The Lebanese Parliament will start consultations to choose a new prime minister on 26 July in yet another attempt to steer the country through its economic meltdown.
Fed up with the System
But Ali Yehiya, a Beirut-based political expert, says the Lebanese public has long lost its trust in the system.
"Most Lebanese citizens look at the developments negatively. For many, this seemingly perpetual negativity has turned into a loss of hope and an inability to ask for, or expect, a real change".
Although Lebanon's economic situation has never really been stable, recent years have witnessed a serious deterioration.
Unemployment in Lebanon increased from 18.5% in 2018 to 36.9% in 2020, and is expected to reach 41.4% by the end of this year.
In parallel, inflation rates continue to soar, while the value of the Lebanese pound continues to fall. Minimum wage went down from $400 in 2018 to the equivalent of $30 in 2021, pushing more than half of the Lebanese people to the brink of poverty.
Roots of the Problem Run Deep
Part of the problem was the outbreak of the coronavirus pandemic that sent tens of thousands of employees home. Another problem was the deadly Beirut blast of August 2020 that caused unprecedented damage to one of Lebanon's main ports, shuttering its already fragile economy. But Yahiya says the fiscal issues started long before 2020.
Now, the West is threatening to ramp up the pressure. A week ago, it was announced that the European Union was considering introducing a so-called "Sanctions Regime" targeting Lebanese leaders, who allegedly didn't do enough to get the country out of its fiscal problems.

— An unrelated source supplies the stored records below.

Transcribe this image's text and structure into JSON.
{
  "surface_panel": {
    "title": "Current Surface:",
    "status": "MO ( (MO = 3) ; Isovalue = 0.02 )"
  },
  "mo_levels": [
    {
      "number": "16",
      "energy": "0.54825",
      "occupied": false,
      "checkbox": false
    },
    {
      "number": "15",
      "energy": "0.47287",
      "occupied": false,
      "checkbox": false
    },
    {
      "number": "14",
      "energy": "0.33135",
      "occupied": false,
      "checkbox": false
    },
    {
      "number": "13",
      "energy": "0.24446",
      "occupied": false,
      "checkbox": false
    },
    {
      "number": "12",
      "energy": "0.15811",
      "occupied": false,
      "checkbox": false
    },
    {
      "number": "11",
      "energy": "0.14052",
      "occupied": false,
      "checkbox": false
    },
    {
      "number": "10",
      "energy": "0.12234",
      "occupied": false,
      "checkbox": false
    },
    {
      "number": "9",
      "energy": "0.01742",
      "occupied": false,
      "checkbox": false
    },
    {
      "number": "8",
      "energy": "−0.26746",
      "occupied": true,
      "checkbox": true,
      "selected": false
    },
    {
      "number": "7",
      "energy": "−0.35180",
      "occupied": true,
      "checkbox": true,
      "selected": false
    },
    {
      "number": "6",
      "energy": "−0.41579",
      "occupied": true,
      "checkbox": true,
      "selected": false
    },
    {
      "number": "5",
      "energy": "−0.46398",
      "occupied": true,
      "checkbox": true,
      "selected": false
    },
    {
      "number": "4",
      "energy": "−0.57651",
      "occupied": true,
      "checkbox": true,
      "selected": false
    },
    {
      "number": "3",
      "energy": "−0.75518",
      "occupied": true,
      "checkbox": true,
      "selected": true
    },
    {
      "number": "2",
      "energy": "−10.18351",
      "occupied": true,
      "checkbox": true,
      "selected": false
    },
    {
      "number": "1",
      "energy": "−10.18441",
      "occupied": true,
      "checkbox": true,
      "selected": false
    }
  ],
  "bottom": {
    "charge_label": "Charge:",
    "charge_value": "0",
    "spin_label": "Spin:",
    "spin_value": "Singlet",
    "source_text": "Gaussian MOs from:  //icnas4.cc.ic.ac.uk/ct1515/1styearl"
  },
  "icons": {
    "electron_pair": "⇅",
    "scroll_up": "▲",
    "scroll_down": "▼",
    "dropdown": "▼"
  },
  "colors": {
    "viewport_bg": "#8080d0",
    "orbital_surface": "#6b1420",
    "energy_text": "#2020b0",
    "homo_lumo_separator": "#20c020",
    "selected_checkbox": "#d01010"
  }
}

An Opportunity for Hezbollah?
But the fear is that the suffocating measures could play into the hands of "smaller and more capable frameworks able to manage regional areas", says Yehiya.
One such player could be Hezbollah. The latter not only boasts impressive military strength, but also a strong presence within the country's parliament.
Previously, it was reported that the group had already expanded a ration card system. Hezbollah started storing fuel and importing such basics as food and medications from Iran, with an eye to helping the poor and the needy and to boosting support for the organisation.
Aside from this, they are also deeply involved in key Lebanese ministerial bodies responsible for social welfare, like the Ministry of Industry and Ministry of Agriculture. This is also the case with the Ministry of Labour, Ministry of Education, and Ministry of Sports.
Yet, as the nation's economic woes continue to deepen, experts say support for Hezbollah will continue to wane. A 2020 poll showed that the fiscal crisis had translated into a significant popularity dive. In 2017, 83 percent of Shiite Muslims viewed the group positively, whereas in 2020 that number only stood at 66 percent.
Hezbollah, however, is not the only one seeing a decline in its popularity. The Lebanese public has become increasingly tired of its politicians, who, so far, have failed to get the country of the crisis and Yahiya says they will need to make painful decisions.
"If a government ends up being formed, it will need to decide to take one of two paths. The first is to establish an industrial and agricultural infrastructure and establish ties with the East... something that could potentially lead to bloodshed. And the second one is to initiate reforms in accordance with the conditions of the international community to gain its confidence and financial assistance that would keep the country afloat".